Officers plan strong message encouraging use of seatbelts
PASSING THE TEST n Gideon K. Chepkwony of Kenya, currently a Meridian Community College student, was one of dozens of drivers checked at roadside safety check points by officer Jay Arrington Monday. The checks are part of the nation's largest crackdown on drivers who violate seatbelt laws. Below, Deputy Joe Boman has zero tolerance for drivers who are not wearing their seatbelts. Photo by Marianne Todd/The Meridian Star
By Marianne Todd/The Meridian Star
May 22, 2001
Lauderdale County Maj. Ward Calhoun is just one of dozens of local law enforcement officers who are fed up with drivers who refuse to wear their seatbelts.
Calhoun, deputies with his department and officers with the Meridian Police Department are joining "Click It or Ticket," a two-week national effort the largest in the nation's history to cite seatbelt violators, issue warnings and educate the public on seatbelt use.
Meridian Police Capt. Tommy Miller shares Calhoun's sentiments.
City officials estimate 64 percent of drivers regularly wear their seatbelts, Miller said. In the county, the figures are lower, with an average of half of all drivers not wearing seatbelts, Calhoun said.
Both Miller and Calhoun said their collective goal is to write as many seatbelt citations as possible, letting the public know they're serious about enforcing the law.
Calhoun said his deputies will show no mercy.
Miller said anyone who has a primary offense, such as no driver's license, a suspended license, no tag, expired tag or equipment violation had better beware.

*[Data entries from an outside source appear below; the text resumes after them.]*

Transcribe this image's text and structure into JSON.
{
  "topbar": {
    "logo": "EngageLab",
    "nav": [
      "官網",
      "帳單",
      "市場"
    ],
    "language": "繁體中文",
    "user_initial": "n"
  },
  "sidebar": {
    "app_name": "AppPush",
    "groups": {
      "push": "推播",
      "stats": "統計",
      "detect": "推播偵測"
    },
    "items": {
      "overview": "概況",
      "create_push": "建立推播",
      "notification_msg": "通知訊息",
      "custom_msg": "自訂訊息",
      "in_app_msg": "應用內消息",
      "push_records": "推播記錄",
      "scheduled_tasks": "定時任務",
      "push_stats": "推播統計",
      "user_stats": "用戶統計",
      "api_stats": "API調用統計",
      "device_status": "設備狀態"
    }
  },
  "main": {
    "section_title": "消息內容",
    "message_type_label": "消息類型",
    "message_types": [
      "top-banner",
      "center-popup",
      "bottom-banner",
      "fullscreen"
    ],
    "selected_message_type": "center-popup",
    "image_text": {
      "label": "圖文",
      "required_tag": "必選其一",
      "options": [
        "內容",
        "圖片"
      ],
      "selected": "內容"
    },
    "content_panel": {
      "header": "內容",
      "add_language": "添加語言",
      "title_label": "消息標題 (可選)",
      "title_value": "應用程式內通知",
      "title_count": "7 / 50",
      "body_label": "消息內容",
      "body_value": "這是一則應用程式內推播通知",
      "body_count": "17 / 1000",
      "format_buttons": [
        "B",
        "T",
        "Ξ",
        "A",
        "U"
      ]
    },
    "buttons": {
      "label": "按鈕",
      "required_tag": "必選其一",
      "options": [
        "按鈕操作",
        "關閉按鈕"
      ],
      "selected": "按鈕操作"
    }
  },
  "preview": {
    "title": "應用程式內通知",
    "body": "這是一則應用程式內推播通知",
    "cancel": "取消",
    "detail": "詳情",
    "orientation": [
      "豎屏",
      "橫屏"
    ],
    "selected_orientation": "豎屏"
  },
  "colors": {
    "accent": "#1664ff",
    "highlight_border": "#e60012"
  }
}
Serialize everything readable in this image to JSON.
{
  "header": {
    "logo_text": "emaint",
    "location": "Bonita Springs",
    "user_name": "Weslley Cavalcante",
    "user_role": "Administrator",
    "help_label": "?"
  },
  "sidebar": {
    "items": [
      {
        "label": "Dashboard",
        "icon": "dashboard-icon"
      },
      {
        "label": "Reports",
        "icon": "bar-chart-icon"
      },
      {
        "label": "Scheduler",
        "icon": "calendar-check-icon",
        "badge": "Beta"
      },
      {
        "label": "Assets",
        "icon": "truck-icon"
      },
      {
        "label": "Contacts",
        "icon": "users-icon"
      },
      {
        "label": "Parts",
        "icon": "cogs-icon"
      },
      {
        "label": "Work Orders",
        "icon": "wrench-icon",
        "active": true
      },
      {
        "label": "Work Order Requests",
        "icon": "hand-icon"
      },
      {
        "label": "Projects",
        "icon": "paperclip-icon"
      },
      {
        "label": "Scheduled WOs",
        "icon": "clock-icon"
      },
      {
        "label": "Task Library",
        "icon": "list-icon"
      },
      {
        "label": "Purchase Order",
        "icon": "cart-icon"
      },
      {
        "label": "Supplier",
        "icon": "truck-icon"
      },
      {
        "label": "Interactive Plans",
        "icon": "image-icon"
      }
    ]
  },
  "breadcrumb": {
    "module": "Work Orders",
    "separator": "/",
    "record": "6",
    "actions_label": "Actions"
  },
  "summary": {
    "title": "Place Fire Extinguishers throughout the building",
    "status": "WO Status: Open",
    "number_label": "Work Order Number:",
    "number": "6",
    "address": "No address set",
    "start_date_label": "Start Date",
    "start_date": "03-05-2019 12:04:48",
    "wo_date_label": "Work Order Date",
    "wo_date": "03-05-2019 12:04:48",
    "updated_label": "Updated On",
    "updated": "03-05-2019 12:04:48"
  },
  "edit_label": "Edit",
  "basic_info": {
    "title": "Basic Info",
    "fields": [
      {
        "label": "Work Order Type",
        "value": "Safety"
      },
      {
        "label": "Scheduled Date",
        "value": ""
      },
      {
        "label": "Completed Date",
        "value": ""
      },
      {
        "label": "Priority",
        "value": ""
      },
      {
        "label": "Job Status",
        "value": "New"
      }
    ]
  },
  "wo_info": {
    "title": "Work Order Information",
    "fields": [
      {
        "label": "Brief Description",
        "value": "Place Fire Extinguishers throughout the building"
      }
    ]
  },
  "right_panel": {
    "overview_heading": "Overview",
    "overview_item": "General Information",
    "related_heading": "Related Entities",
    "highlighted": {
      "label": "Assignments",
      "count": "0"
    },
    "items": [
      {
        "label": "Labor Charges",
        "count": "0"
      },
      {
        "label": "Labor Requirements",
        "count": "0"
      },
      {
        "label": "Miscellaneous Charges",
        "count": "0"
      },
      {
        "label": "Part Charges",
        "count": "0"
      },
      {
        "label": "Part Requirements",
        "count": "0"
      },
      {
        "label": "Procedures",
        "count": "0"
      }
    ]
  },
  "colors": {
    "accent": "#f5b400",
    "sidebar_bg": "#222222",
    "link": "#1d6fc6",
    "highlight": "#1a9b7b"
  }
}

To pass the roadside safety check, drivers should be armed with a valid driver's license, proof of motor vehicle insurance, current vehicle registration, tag and inspection sticker and their seatbelt clicked in place.
Marianne Todd is a staff writer for The Meridian Star. Call her at 693-1551, ext. 3236, or e-mail her at firstname.lastname@example.org.
Did you know?
In 1999, 43 of the 60 children in Mississippi who died in car accidents were unrestrained.
Last year, 556 of the 746 adults in Mississippi died in car accidents while not wearing a seatbelt.
When a driver is buckled, restraint use for children up to age 4 is 86 percent; when a driver is unbuckled, child restraint use drops to 26 percent.
During the Memorial Day weekend, 10,000 law enforcement agencies nationwide will intensify seatbelt enforcement in every state to lower these figures.
Safety experts predict that the Click It or Ticket campaign will prevent an estimated 10,427 injuries and save more than 600 lives each year as a result of increased seatbelt use.